Theoretical and Applied Genetics

, Volume 80, Issue 6, pp 852–857

The isolation and characterization of gibberellin-deficient mutants in tomato


  • M. Koornneef
    • Department of GeneticsAgricultural University
  • T. D. G. Bosma
    • Department of GeneticsAgricultural University
  • C. J. Hanhart
    • Department of GeneticsAgricultural University
  • J. H. van der Veen
    • Department of GeneticsAgricultural University
  • J. A. D. Zeevaart
    • MSU-DOE Plant Research Laboratory, Michigan State University

DOI: 10.1007/BF00224204

Cite this article as:
Koornneef, M., Bosma, T.D.G., Hanhart, C.J. et al. Theoret. Appl. Genetics (1990) 80: 852. doi:10.1007/BF00224204


In tomato, nine independent EMS-induced mutants representing recessive mutations at three different loci (gib-1, gib-2, and gib-3) were isolated. Six of these have an almost absolute gibberellin requirement for seed germination and elongation growth. In addition, the leaves are darker green, smaller, and changed in structure as compared to wild type. The three other mutants, which germinate without GA, are allelic to specific, nongerminating mutants and have less severe mutant characteristics. The respective loci are situated on three different chromosomes.

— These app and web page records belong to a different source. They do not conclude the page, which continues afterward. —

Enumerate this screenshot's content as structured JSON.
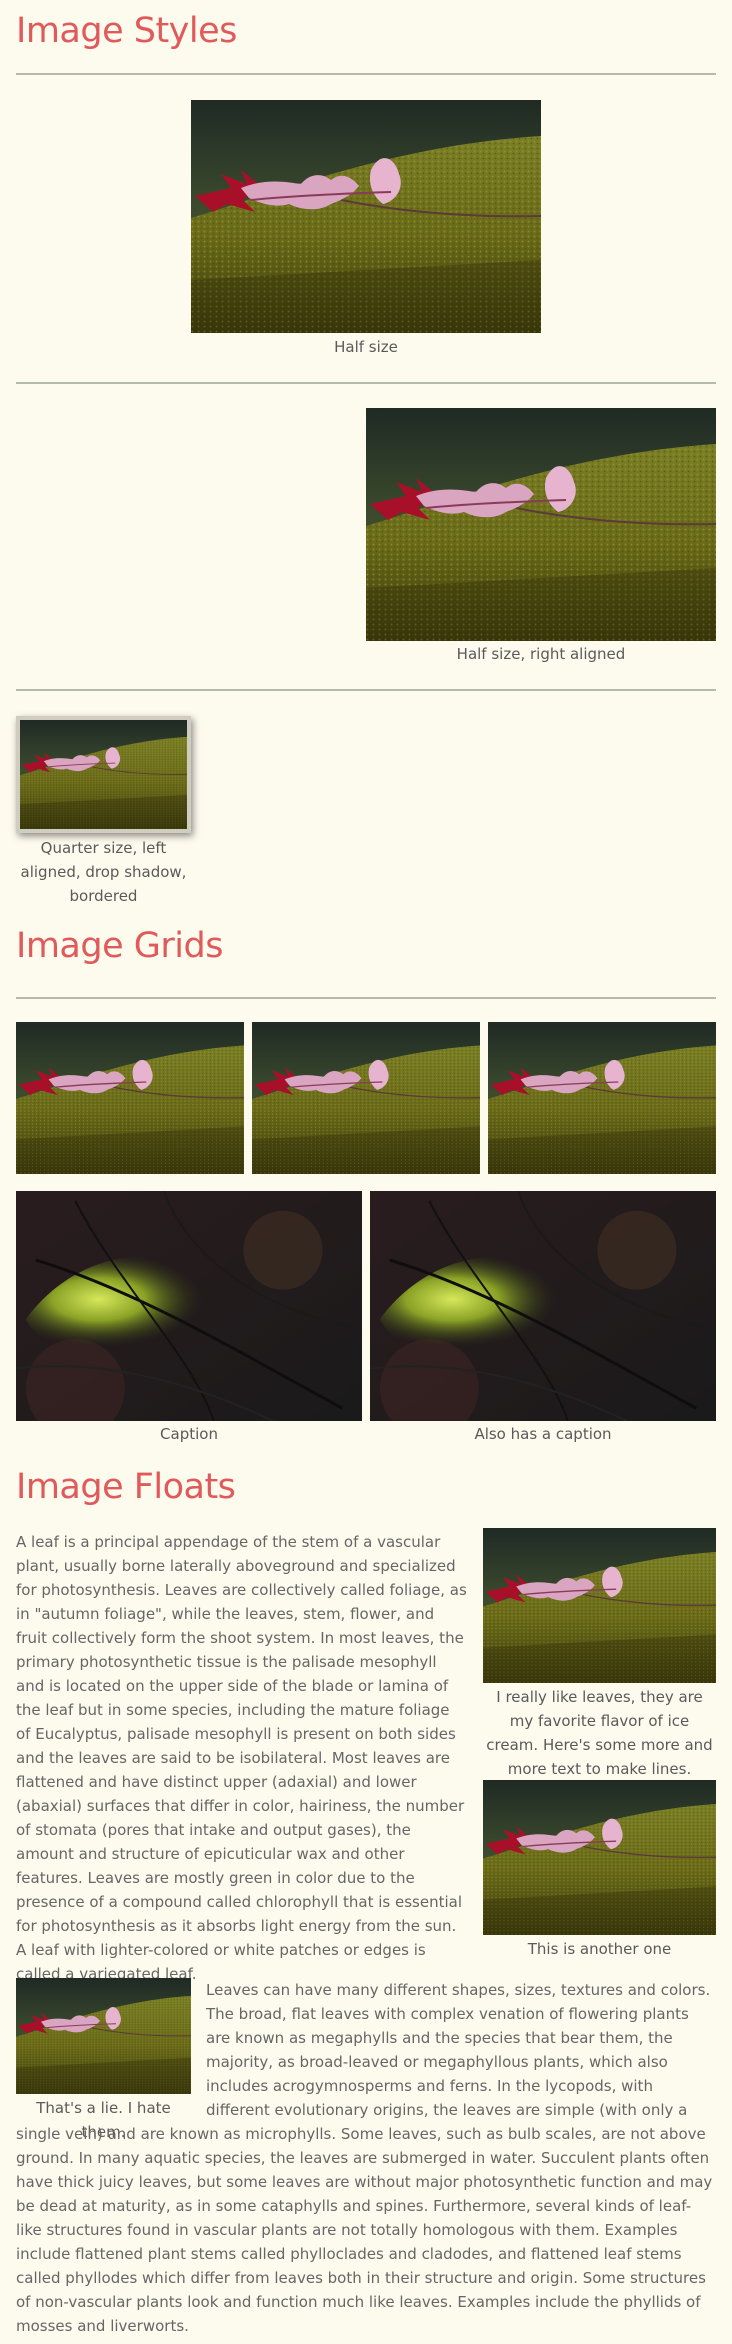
{
  "sections": {
    "styles": {
      "heading": "Image Styles"
    },
    "grids": {
      "heading": "Image Grids"
    },
    "floats": {
      "heading": "Image Floats"
    }
  },
  "styles": {
    "half_caption": "Half size",
    "right_caption": "Half size, right aligned",
    "quarter_caption": "Quarter size, left aligned, drop shadow, bordered"
  },
  "grids": {
    "caption_1": "Caption",
    "caption_2": "Also has a caption"
  },
  "floats": {
    "right_caption_1": "I really like leaves, they are my favorite flavor of ice cream. Here's some more and more text to make lines.",
    "right_caption_2": "This is another one",
    "left_caption": "That's a lie. I hate them.",
    "paragraph_1": "A leaf is a principal appendage of the stem of a vascular plant, usually borne laterally aboveground and specialized for photosynthesis. Leaves are collectively called foliage, as in \"autumn foliage\", while the leaves, stem, flower, and fruit collectively form the shoot system. In most leaves, the primary photosynthetic tissue is the palisade mesophyll and is located on the upper side of the blade or lamina of the leaf but in some species, including the mature foliage of Eucalyptus, palisade mesophyll is present on both sides and the leaves are said to be isobilateral. Most leaves are flattened and have distinct upper (adaxial) and lower (abaxial) surfaces that differ in color, hairiness, the number of stomata (pores that intake and output gases), the amount and structure of epicuticular wax and other features. Leaves are mostly green in color due to the presence of a compound called chlorophyll that is essential for photosynthesis as it absorbs light energy from the sun. A leaf with lighter-colored or white patches or edges is called a variegated leaf.",
    "paragraph_2": "Leaves can have many different shapes, sizes, textures and colors. The broad, flat leaves with complex venation of flowering plants are known as megaphylls and the species that bear them, the majority, as broad-leaved or megaphyllous plants, which also includes acrogymnosperms and ferns. In the lycopods, with different evolutionary origins, the leaves are simple (with only a single vein) and are known as microphylls. Some leaves, such as bulb scales, are not above ground. In many aquatic species, the leaves are submerged in water. Succulent plants often have thick juicy leaves, but some leaves are without major photosynthetic function and may be dead at maturity, as in some cataphylls and spines. Furthermore, several kinds of leaf-like structures found in vascular plants are not totally homologous with them. Examples include flattened plant stems called phylloclades and cladodes, and flattened leaf stems called phyllodes which differ from leaves both in their structure and origin. Some structures of non-vascular plants look and function much like leaves. Examples include the phyllids of mosses and liverworts."
  },
  "colors": {
    "background": "#fdfaee",
    "heading": "#e05a5a",
    "rule": "#b4bca6",
    "text": "#5a5a5a"
  }
}
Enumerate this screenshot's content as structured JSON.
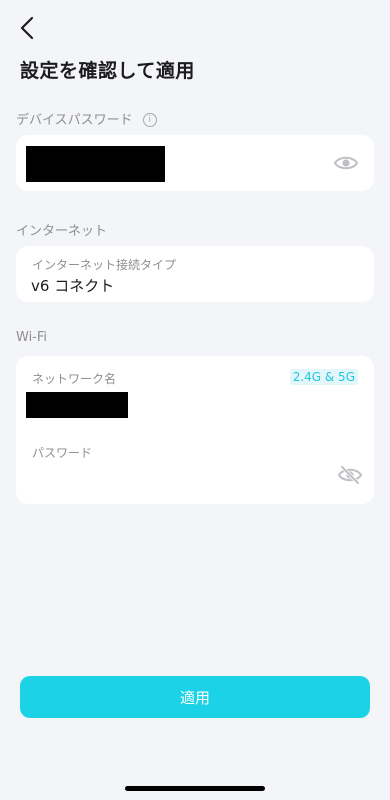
{
  "header": {
    "title": "設定を確認して適用",
    "back_icon": "chevron-left-icon"
  },
  "device_password": {
    "section_label": "デバイスパスワード",
    "info_icon": "i",
    "value": "[redacted]",
    "visibility_icon": "eye-icon"
  },
  "internet": {
    "section_label": "インターネット",
    "field_label": "インターネット接続タイプ",
    "field_value": "v6 コネクト"
  },
  "wifi": {
    "section_label": "Wi-Fi",
    "network_name_label": "ネットワーク名",
    "band_badge": "2.4G & 5G",
    "network_name_value": "[redacted]",
    "password_label": "パスワード",
    "password_visibility_icon": "eye-off-icon"
  },
  "footer": {
    "apply_label": "適用"
  },
  "colors": {
    "accent": "#1cd2e6",
    "background": "#f4f5f9",
    "card": "#ffffff",
    "label": "#8e8e93",
    "badge_text": "#1fc8de",
    "badge_bg": "#e3f7fb"
  }
}
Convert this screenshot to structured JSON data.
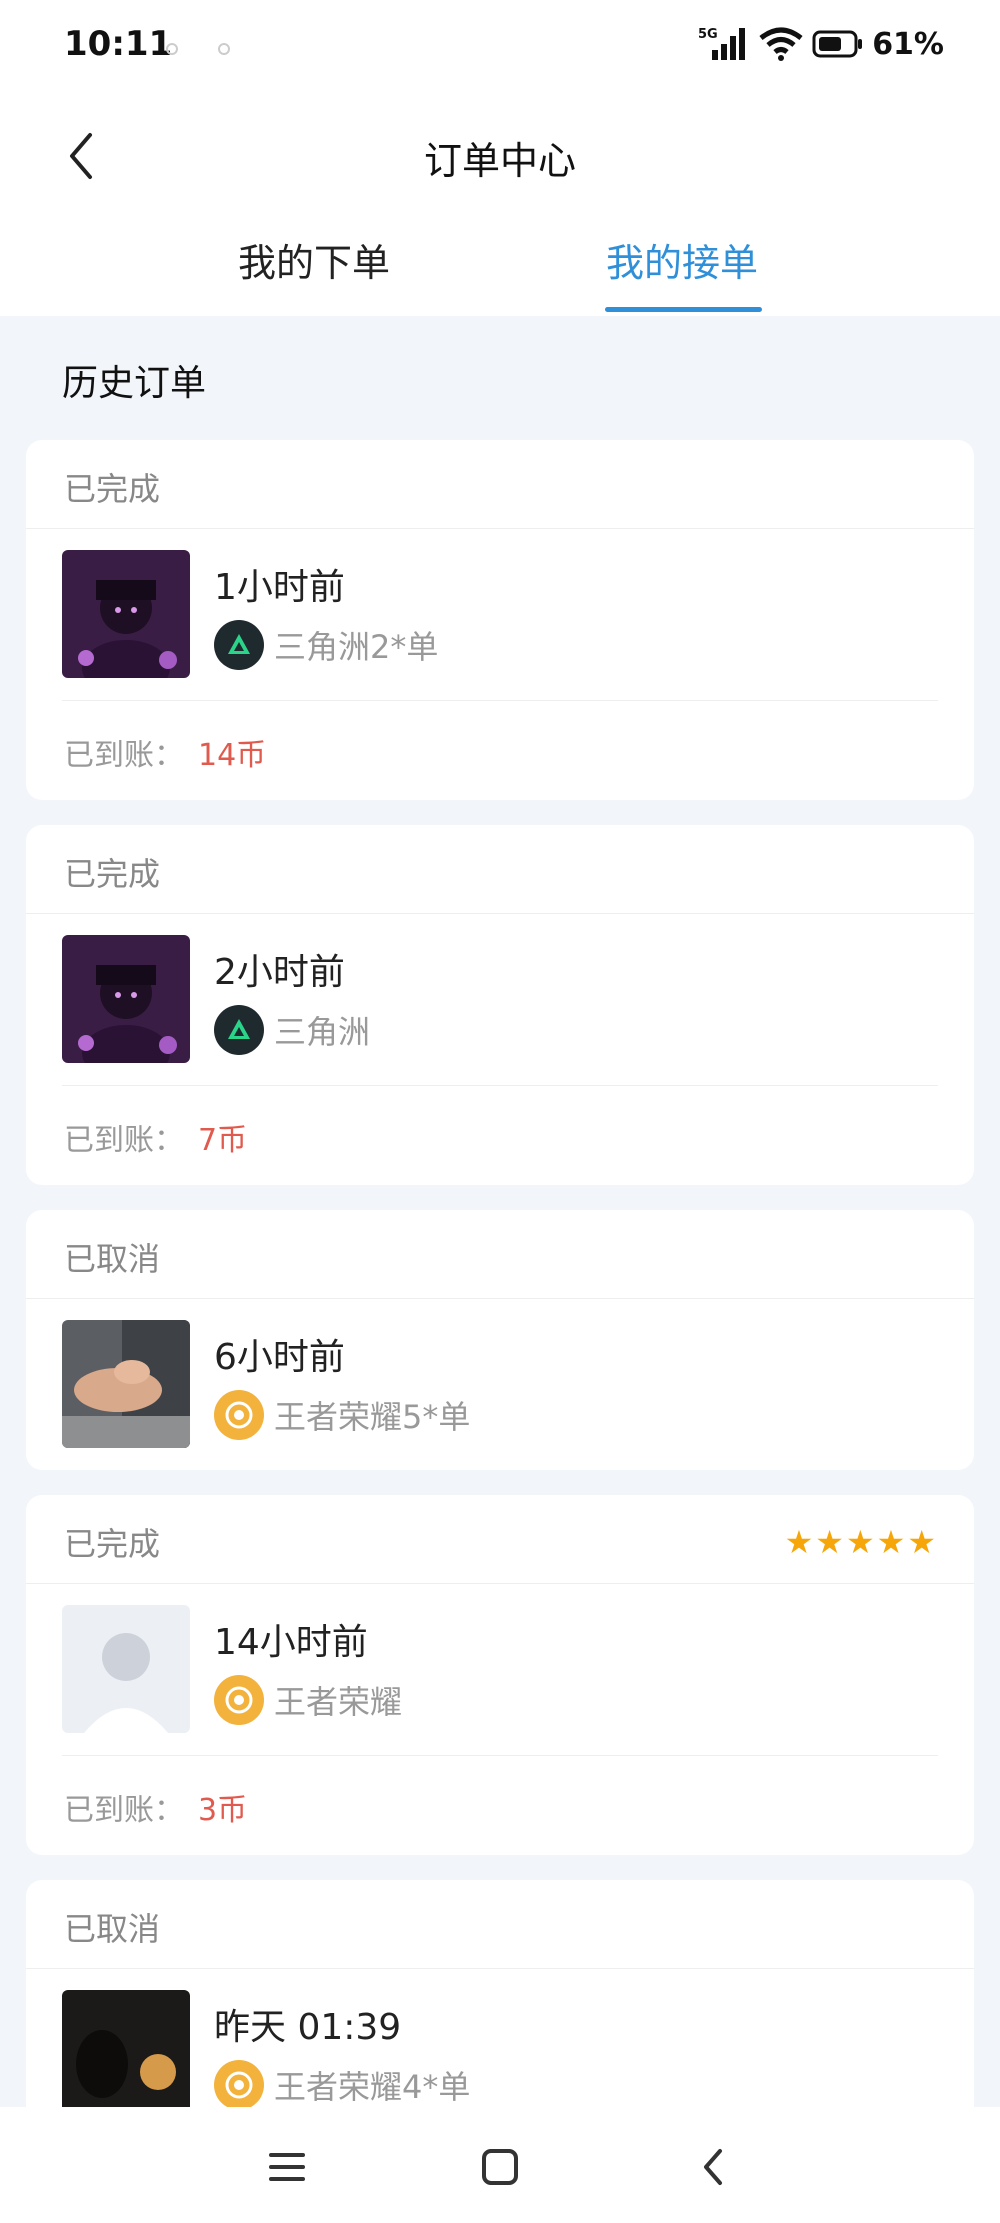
{
  "status_bar": {
    "time": "10:11",
    "network": "5G",
    "battery": "61%"
  },
  "header": {
    "title": "订单中心"
  },
  "tabs": [
    {
      "label": "我的下单",
      "active": false
    },
    {
      "label": "我的接单",
      "active": true
    }
  ],
  "section_title": "历史订单",
  "payout_label": "已到账：",
  "orders": [
    {
      "status": "已完成",
      "time": "1小时前",
      "game": "三角洲2*单",
      "game_icon": "delta-force-icon",
      "payout": "14币"
    },
    {
      "status": "已完成",
      "time": "2小时前",
      "game": "三角洲",
      "game_icon": "delta-force-icon",
      "payout": "7币"
    },
    {
      "status": "已取消",
      "time": "6小时前",
      "game": "王者荣耀5*单",
      "game_icon": "honor-of-kings-icon"
    },
    {
      "status": "已完成",
      "time": "14小时前",
      "game": "王者荣耀",
      "game_icon": "honor-of-kings-icon",
      "payout": "3币",
      "rating": 5,
      "stars": "★★★★★"
    },
    {
      "status": "已取消",
      "time": "昨天 01:39",
      "game": "王者荣耀4*单",
      "game_icon": "honor-of-kings-icon"
    }
  ],
  "colors": {
    "accent": "#2f8fd8",
    "amount": "#e05a4e",
    "star": "#f6a609"
  }
}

The genes identified by these mutants control steps in gibberellin biosynthesis, as endogenous gibberellins are strongly reduced.

Key words

Lycopersicon esculentumGibberellinGerminationDwarf mutantsGene localization

Copyright information

© Springer-Verlag 1990